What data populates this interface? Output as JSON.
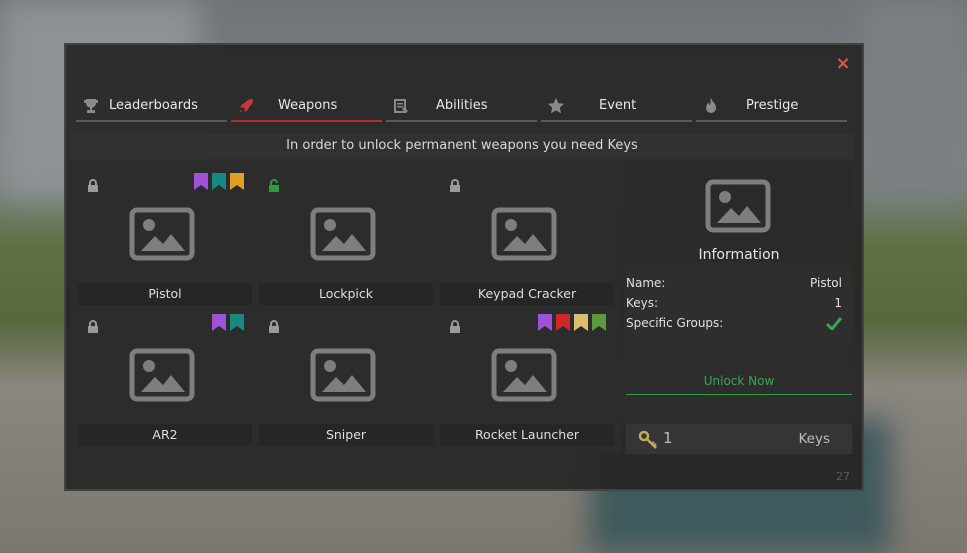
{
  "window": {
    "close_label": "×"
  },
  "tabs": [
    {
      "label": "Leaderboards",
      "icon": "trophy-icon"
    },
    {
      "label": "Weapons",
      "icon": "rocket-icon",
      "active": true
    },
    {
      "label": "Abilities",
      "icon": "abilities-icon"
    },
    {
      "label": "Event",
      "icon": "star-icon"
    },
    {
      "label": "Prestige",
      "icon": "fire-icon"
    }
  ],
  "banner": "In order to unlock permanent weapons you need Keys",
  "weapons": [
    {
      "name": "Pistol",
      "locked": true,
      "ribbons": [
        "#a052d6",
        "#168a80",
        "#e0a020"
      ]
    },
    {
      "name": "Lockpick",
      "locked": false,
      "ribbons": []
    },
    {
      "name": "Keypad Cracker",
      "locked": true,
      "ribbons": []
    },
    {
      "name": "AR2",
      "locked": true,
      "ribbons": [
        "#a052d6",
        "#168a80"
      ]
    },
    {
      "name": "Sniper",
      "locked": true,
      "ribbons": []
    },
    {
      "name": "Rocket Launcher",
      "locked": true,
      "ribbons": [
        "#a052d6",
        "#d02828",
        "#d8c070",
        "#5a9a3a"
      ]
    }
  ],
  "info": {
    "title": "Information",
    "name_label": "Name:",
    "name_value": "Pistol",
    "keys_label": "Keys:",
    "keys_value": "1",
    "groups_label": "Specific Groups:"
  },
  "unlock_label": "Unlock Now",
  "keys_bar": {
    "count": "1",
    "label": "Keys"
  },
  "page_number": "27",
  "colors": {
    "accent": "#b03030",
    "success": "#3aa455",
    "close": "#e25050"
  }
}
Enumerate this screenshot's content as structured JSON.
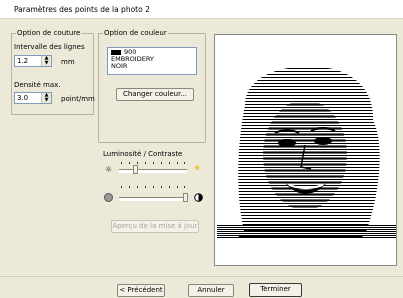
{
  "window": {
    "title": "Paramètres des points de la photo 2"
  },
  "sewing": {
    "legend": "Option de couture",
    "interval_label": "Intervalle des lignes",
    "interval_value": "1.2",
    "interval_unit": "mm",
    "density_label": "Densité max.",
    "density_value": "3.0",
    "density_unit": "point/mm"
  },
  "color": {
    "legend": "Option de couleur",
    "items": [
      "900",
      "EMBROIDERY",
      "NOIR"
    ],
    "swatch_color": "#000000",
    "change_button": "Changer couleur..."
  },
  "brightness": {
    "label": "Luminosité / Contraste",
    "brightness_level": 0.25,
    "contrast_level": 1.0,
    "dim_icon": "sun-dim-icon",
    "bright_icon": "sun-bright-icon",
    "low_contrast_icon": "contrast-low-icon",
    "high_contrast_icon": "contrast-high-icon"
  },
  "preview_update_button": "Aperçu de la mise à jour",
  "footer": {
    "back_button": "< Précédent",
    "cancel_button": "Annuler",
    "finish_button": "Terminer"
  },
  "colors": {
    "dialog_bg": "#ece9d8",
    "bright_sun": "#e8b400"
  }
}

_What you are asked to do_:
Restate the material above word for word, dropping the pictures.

_Task result_:
What data populates this interface? Output as JSON.
{
  "window": {
    "close_label": "×"
  },
  "tabs": [
    {
      "label": "Leaderboards",
      "icon": "trophy-icon"
    },
    {
      "label": "Weapons",
      "icon": "rocket-icon",
      "active": true
    },
    {
      "label": "Abilities",
      "icon": "abilities-icon"
    },
    {
      "label": "Event",
      "icon": "star-icon"
    },
    {
      "label": "Prestige",
      "icon": "fire-icon"
    }
  ],
  "banner": "In order to unlock permanent weapons you need Keys",
  "weapons": [
    {
      "name": "Pistol",
      "locked": true,
      "ribbons": [
        "#a052d6",
        "#168a80",
        "#e0a020"
      ]
    },
    {
      "name": "Lockpick",
      "locked": false,
      "ribbons": []
    },
    {
      "name": "Keypad Cracker",
      "locked": true,
      "ribbons": []
    },
    {
      "name": "AR2",
      "locked": true,
      "ribbons": [
        "#a052d6",
        "#168a80"
      ]
    },
    {
      "name": "Sniper",
      "locked": true,
      "ribbons": []
    },
    {
      "name": "Rocket Launcher",
      "locked": true,
      "ribbons": [
        "#a052d6",
        "#d02828",
        "#d8c070",
        "#5a9a3a"
      ]
    }
  ],
  "info": {
    "title": "Information",
    "name_label": "Name:",
    "name_value": "Pistol",
    "keys_label": "Keys:",
    "keys_value": "1",
    "groups_label": "Specific Groups:"
  },
  "unlock_label": "Unlock Now",
  "keys_bar": {
    "count": "1",
    "label": "Keys"
  },
  "page_number": "27",
  "colors": {
    "accent": "#b03030",
    "success": "#3aa455",
    "close": "#e25050"
  }
}
Enumerate this screenshot's content as structured JSON.
{
  "window": {
    "title": "Paramètres des points de la photo 2"
  },
  "sewing": {
    "legend": "Option de couture",
    "interval_label": "Intervalle des lignes",
    "interval_value": "1.2",
    "interval_unit": "mm",
    "density_label": "Densité max.",
    "density_value": "3.0",
    "density_unit": "point/mm"
  },
  "color": {
    "legend": "Option de couleur",
    "items": [
      "900",
      "EMBROIDERY",
      "NOIR"
    ],
    "swatch_color": "#000000",
    "change_button": "Changer couleur..."
  },
  "brightness": {
    "label": "Luminosité / Contraste",
    "brightness_level": 0.25,
    "contrast_level": 1.0,
    "dim_icon": "sun-dim-icon",
    "bright_icon": "sun-bright-icon",
    "low_contrast_icon": "contrast-low-icon",
    "high_contrast_icon": "contrast-high-icon"
  },
  "preview_update_button": "Aperçu de la mise à jour",
  "footer": {
    "back_button": "< Précédent",
    "cancel_button": "Annuler",
    "finish_button": "Terminer"
  },
  "colors": {
    "dialog_bg": "#ece9d8",
    "bright_sun": "#e8b400"
  }
}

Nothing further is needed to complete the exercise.